One of Romania’s leading ice cream producers implemented an automated vision solution that can detect badly shaped, broken or stitched-together ice creams and facilitate their fast removal from the production line.
With more than 10 years' experience in industrial automation, PHILRO Industrial of Voluntari (Romania) develops and produces machine-vision systems for any industry where such solutions are needed.
Founded in 1994, Betty Ice of Suceava (Romania) is currently the leading Romanian ice cream producer. With state-of-the-art equipment and a motivated team, Betty Ice has succeeded in being one of the modern ice cream factories in Europe. During the production process, ice creams may break or stick together. Visual inspection by human operators is not infallible, and can result in inappropriate products delivered to consumers.
The Romanian food and beverage market has become extremely competitive and consumers expect high quality on a consistent basis. Those who buy a pack of ice cream expect that size, weight and quality of each ice cream to be the same.
Achieving consistent quality for each delivered product in the most effective way and without any disturbances in the production process became an important objective for Betty Ice.
Ice cream on the assembly line
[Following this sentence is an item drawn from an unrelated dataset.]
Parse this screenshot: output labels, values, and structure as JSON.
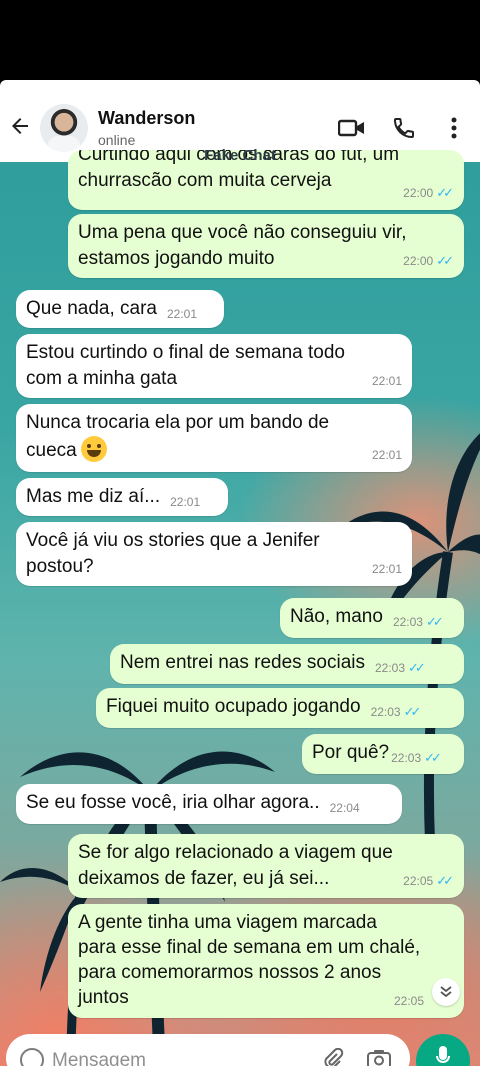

Before this automated detection system, human operators were supervising the final part of the ice cream production line, visually detecting defective products and chasing them off the line before entering the packaging stage.
To enhance the capability of their quality control process, Betty Ice contacted PHILRO Industrial‘s Machine Vision Division, in search of a solution. The result is a vision-based inspection system that can detect badly shaped, broken or stitched together ice creams, and facilitates their fast removal from the production line.
PHILRO Industrial installed a quality control system based on machine-vision at the Betty Ice ice cream factory, using professional cameras, dedicated hardware and software based on MVTec's HALCON libraries, to visualize production flow and detect defective ice creams (broken, glued, with different shapes, etc.). All hardware components are embedded and connected with the operator’s computer through an Ethernet network.
The system consists of the following components:
- 4 Basler Ace aca1300-30gm video cameras with 12 mm lenses, waterproof enclosures and GigEthernet communication;
- Adam 6052 for process control;
- NUC6i5SYH computer for image processing;
- Sick inductive sensor, used as a trigger for taking pictures.
On the production line, ice creams are hanging on parallel supportive rows, 16 ice creams per row. When each row with ice creams reaches the SICK sensor, the 4 cameras are triggered for the image capturing procedure. After the images are taken, the analyzing process begins. For every row with ice creams, 4 images (4 cameras for 16 ice creams) are taken. To shorten analyzing time, each image is processed on a separate execution thread.
HALCON imaging software is used in the customized software application, which analyzes the image to ascertain if every ice cream is the correct size.
The system is using several HALCON operators:
- gen_ellipse: Creating a region of interest for each ice cream, as they always came in the same position;
- reduce_domain: Restrict the image domain to analyze each ice cream separately;
- threshold: Used to suppress the background;
- connection: Used to create a single entity, namely ice cream, from many pixels which define the image;
- fill_up: It is assumed that an ice cream contour may have inside pixels that have not been highlighted, so the ice contour is filled up;
- area_center: Measure the area of the created object (ice cream) and check if it has a certain size, which means the area is OK in terms of quality.
The system is able to check up to 1,000 ice creams per minute. In the front end of the software application, the operator can select from a drop down menu for product changeover, and receives continuous feedback from the detection system about the production process. If some ice creams are detected as defective, an alarm is triggered for a real time removal from the production line.
The application stores all gathered data in a database, which may be connected with company’s ERP for statistical purposes and enhanced traceability. Beside significant savings achieved by automating the quality control process, the solution implemented by PHILRO Industrial at Betty Ice ice cream factory leads to a significant reduction in the defective products rate, which will increase Betty Ice’s customers’ satisfaction and brand reputation.
Images at right show ice cream images before processing (top) and after (bottom).
Written by Mihai Nasta and MÄdÄlin Roventa of Philro Industrial.